The third-year the duck was completely healed. But as the other ducks quacked their call to go south, the duck never even looked up as they flew over. He had become so accustomed to the comfort of his new existence he had lost his focus on the true calling and meaning of his life.

God has not called us to be fat ducks, satisfied with a world that has lost its moral compass. God has given us good news in human form and has even given us the grace to proclaim it, but part of our terrible freedom is the freedom to lose our voices, to forget where we were going and why.  As Barbara Brown Taylor writes; “While that knowledge doesn’t strike us as prophetic, it does keep us from taking both our own ministry and that of the whole church for granted.  If we do not attend to God’s presence in our midst and bring all our best gifts to serving that presence in the world, we may find ourselves selling tickets to a museum”.

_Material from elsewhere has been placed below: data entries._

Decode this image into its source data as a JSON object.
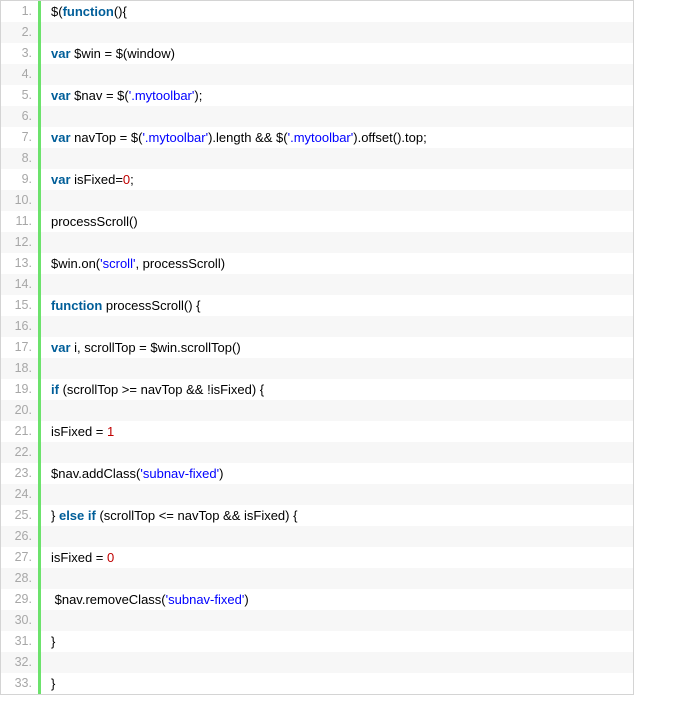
{
  "code": {
    "line_count": 33,
    "lines": [
      {
        "n": 1,
        "segs": [
          {
            "t": "$(",
            "c": "plain"
          },
          {
            "t": "function",
            "c": "keyword"
          },
          {
            "t": "(){",
            "c": "plain"
          }
        ]
      },
      {
        "n": 2,
        "segs": []
      },
      {
        "n": 3,
        "segs": [
          {
            "t": "var",
            "c": "keyword"
          },
          {
            "t": " $win = $(window)",
            "c": "plain"
          }
        ]
      },
      {
        "n": 4,
        "segs": []
      },
      {
        "n": 5,
        "segs": [
          {
            "t": "var",
            "c": "keyword"
          },
          {
            "t": " $nav = $(",
            "c": "plain"
          },
          {
            "t": "'.mytoolbar'",
            "c": "string"
          },
          {
            "t": ");",
            "c": "plain"
          }
        ]
      },
      {
        "n": 6,
        "segs": []
      },
      {
        "n": 7,
        "segs": [
          {
            "t": "var",
            "c": "keyword"
          },
          {
            "t": " navTop = $(",
            "c": "plain"
          },
          {
            "t": "'.mytoolbar'",
            "c": "string"
          },
          {
            "t": ").length && $(",
            "c": "plain"
          },
          {
            "t": "'.mytoolbar'",
            "c": "string"
          },
          {
            "t": ").offset().top;",
            "c": "plain"
          }
        ]
      },
      {
        "n": 8,
        "segs": []
      },
      {
        "n": 9,
        "segs": [
          {
            "t": "var",
            "c": "keyword"
          },
          {
            "t": " isFixed=",
            "c": "plain"
          },
          {
            "t": "0",
            "c": "number"
          },
          {
            "t": ";",
            "c": "plain"
          }
        ]
      },
      {
        "n": 10,
        "segs": []
      },
      {
        "n": 11,
        "segs": [
          {
            "t": "processScroll()",
            "c": "plain"
          }
        ]
      },
      {
        "n": 12,
        "segs": []
      },
      {
        "n": 13,
        "segs": [
          {
            "t": "$win.on(",
            "c": "plain"
          },
          {
            "t": "'scroll'",
            "c": "string"
          },
          {
            "t": ", processScroll)",
            "c": "plain"
          }
        ]
      },
      {
        "n": 14,
        "segs": []
      },
      {
        "n": 15,
        "segs": [
          {
            "t": "function",
            "c": "keyword"
          },
          {
            "t": " processScroll() {",
            "c": "plain"
          }
        ]
      },
      {
        "n": 16,
        "segs": []
      },
      {
        "n": 17,
        "segs": [
          {
            "t": "var",
            "c": "keyword"
          },
          {
            "t": " i, scrollTop = $win.scrollTop()",
            "c": "plain"
          }
        ]
      },
      {
        "n": 18,
        "segs": []
      },
      {
        "n": 19,
        "segs": [
          {
            "t": "if",
            "c": "keyword"
          },
          {
            "t": " (scrollTop >= navTop && !isFixed) {",
            "c": "plain"
          }
        ]
      },
      {
        "n": 20,
        "segs": []
      },
      {
        "n": 21,
        "segs": [
          {
            "t": "isFixed = ",
            "c": "plain"
          },
          {
            "t": "1",
            "c": "number"
          }
        ]
      },
      {
        "n": 22,
        "segs": []
      },
      {
        "n": 23,
        "segs": [
          {
            "t": "$nav.addClass(",
            "c": "plain"
          },
          {
            "t": "'subnav-fixed'",
            "c": "string"
          },
          {
            "t": ")",
            "c": "plain"
          }
        ]
      },
      {
        "n": 24,
        "segs": []
      },
      {
        "n": 25,
        "segs": [
          {
            "t": "} ",
            "c": "plain"
          },
          {
            "t": "else",
            "c": "keyword"
          },
          {
            "t": " ",
            "c": "plain"
          },
          {
            "t": "if",
            "c": "keyword"
          },
          {
            "t": " (scrollTop <= navTop && isFixed) {",
            "c": "plain"
          }
        ]
      },
      {
        "n": 26,
        "segs": []
      },
      {
        "n": 27,
        "segs": [
          {
            "t": "isFixed = ",
            "c": "plain"
          },
          {
            "t": "0",
            "c": "number"
          }
        ]
      },
      {
        "n": 28,
        "segs": []
      },
      {
        "n": 29,
        "segs": [
          {
            "t": " $nav.removeClass(",
            "c": "plain"
          },
          {
            "t": "'subnav-fixed'",
            "c": "string"
          },
          {
            "t": ")",
            "c": "plain"
          }
        ]
      },
      {
        "n": 30,
        "segs": []
      },
      {
        "n": 31,
        "segs": [
          {
            "t": "}",
            "c": "plain"
          }
        ]
      },
      {
        "n": 32,
        "segs": []
      },
      {
        "n": 33,
        "segs": [
          {
            "t": "}",
            "c": "plain"
          }
        ]
      }
    ]
  }
}
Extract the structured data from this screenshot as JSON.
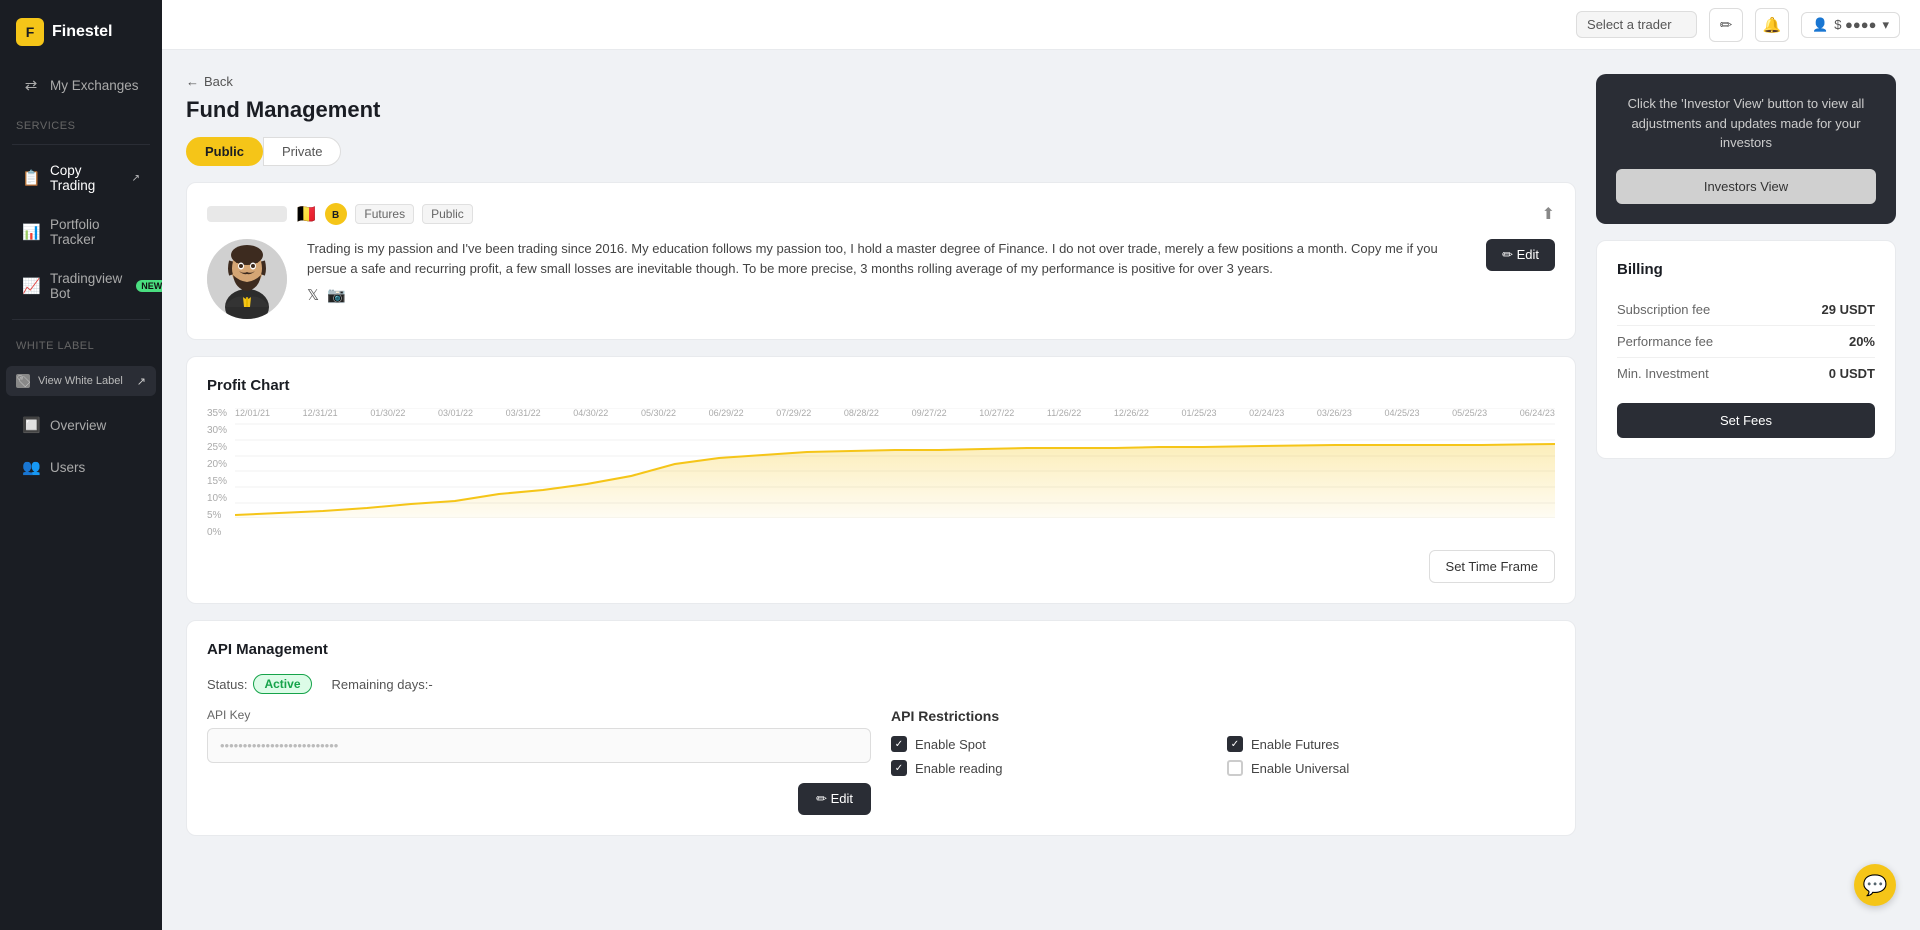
{
  "app": {
    "name": "Finestel"
  },
  "topbar": {
    "select_placeholder": "Select a trader",
    "user_label": "$ ●●●●"
  },
  "sidebar": {
    "my_exchanges": "My Exchanges",
    "services_label": "Services",
    "copy_trading": "Copy Trading",
    "portfolio_tracker": "Portfolio Tracker",
    "tradingview_bot": "Tradingview Bot",
    "white_label_label": "White Label",
    "white_label_btn": "View White Label",
    "overview": "Overview",
    "users": "Users"
  },
  "back": "← Back",
  "page_title": "Fund Management",
  "toggle": {
    "public": "Public",
    "private": "Private"
  },
  "profile": {
    "name_placeholder": "••••••••",
    "flag": "🇧🇪",
    "exchange_label": "B",
    "tag_futures": "Futures",
    "tag_public": "Public",
    "bio": "Trading is my passion and I've been trading since 2016. My education follows my passion too, I hold a master degree of Finance. I do not over trade, merely a few positions a month. Copy me if you persue a safe and recurring profit, a few small losses are inevitable though. To be more precise, 3 months rolling average of my performance is positive for over 3 years.",
    "edit_btn": "✏ Edit"
  },
  "profit_chart": {
    "title": "Profit Chart",
    "y_labels": [
      "35%",
      "30%",
      "25%",
      "20%",
      "15%",
      "10%",
      "5%",
      "0%"
    ],
    "x_labels": [
      "12/01/21",
      "12/31/21",
      "01/30/22",
      "03/01/22",
      "03/31/22",
      "04/30/22",
      "05/30/22",
      "06/29/22",
      "07/29/22",
      "08/28/22",
      "09/27/22",
      "10/27/22",
      "11/26/22",
      "12/26/22",
      "01/25/23",
      "02/24/23",
      "03/26/23",
      "04/25/23",
      "05/25/23",
      "06/24/23"
    ],
    "set_time_frame_btn": "Set Time Frame"
  },
  "api": {
    "title": "API Management",
    "status_label": "Status:",
    "status_value": "Active",
    "remaining_label": "Remaining days:-",
    "api_key_label": "API Key",
    "api_key_placeholder": "••••••••••••••••••••••••••",
    "edit_btn": "✏ Edit",
    "restrictions_title": "API Restrictions",
    "enable_spot": "Enable Spot",
    "enable_reading": "Enable reading",
    "enable_futures": "Enable Futures",
    "enable_universal": "Enable Universal"
  },
  "right_panel": {
    "info_text": "Click the 'Investor View' button to view all adjustments and updates made for your investors",
    "investors_view_btn": "Investors View",
    "billing_title": "Billing",
    "subscription_fee_label": "Subscription fee",
    "subscription_fee_value": "29 USDT",
    "performance_fee_label": "Performance fee",
    "performance_fee_value": "20%",
    "min_investment_label": "Min. Investment",
    "min_investment_value": "0 USDT",
    "set_fees_btn": "Set Fees"
  },
  "chat_icon": "💬"
}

We live in a world and at a time that is restless and impatient, known for abandoning our saviours as quickly as we elect them, for not saving us soon or well or often enough; a world that gives us plenty of choices in our search for a meaning that eludes us.  Believe it or not, we belong to that world, fickle and flawed.  But we are more than that, because we believe in a God who believes in us.  God looks at us and sees the best; sees beloved children; sees able allies and partners in His ongoing work of creation and calls us the very thing that our world needs. Light and salt!  In faith he calls us from this place of worship to claim these as our true identity and to live into them, trusting God’s vision of us more than we trust our own.  This is the work God is seeking to renew in you today, not only for our own members, but for the sake of our community and nation; work that is more important now than it has ever been.  Go now and become what you are. Salt and Light.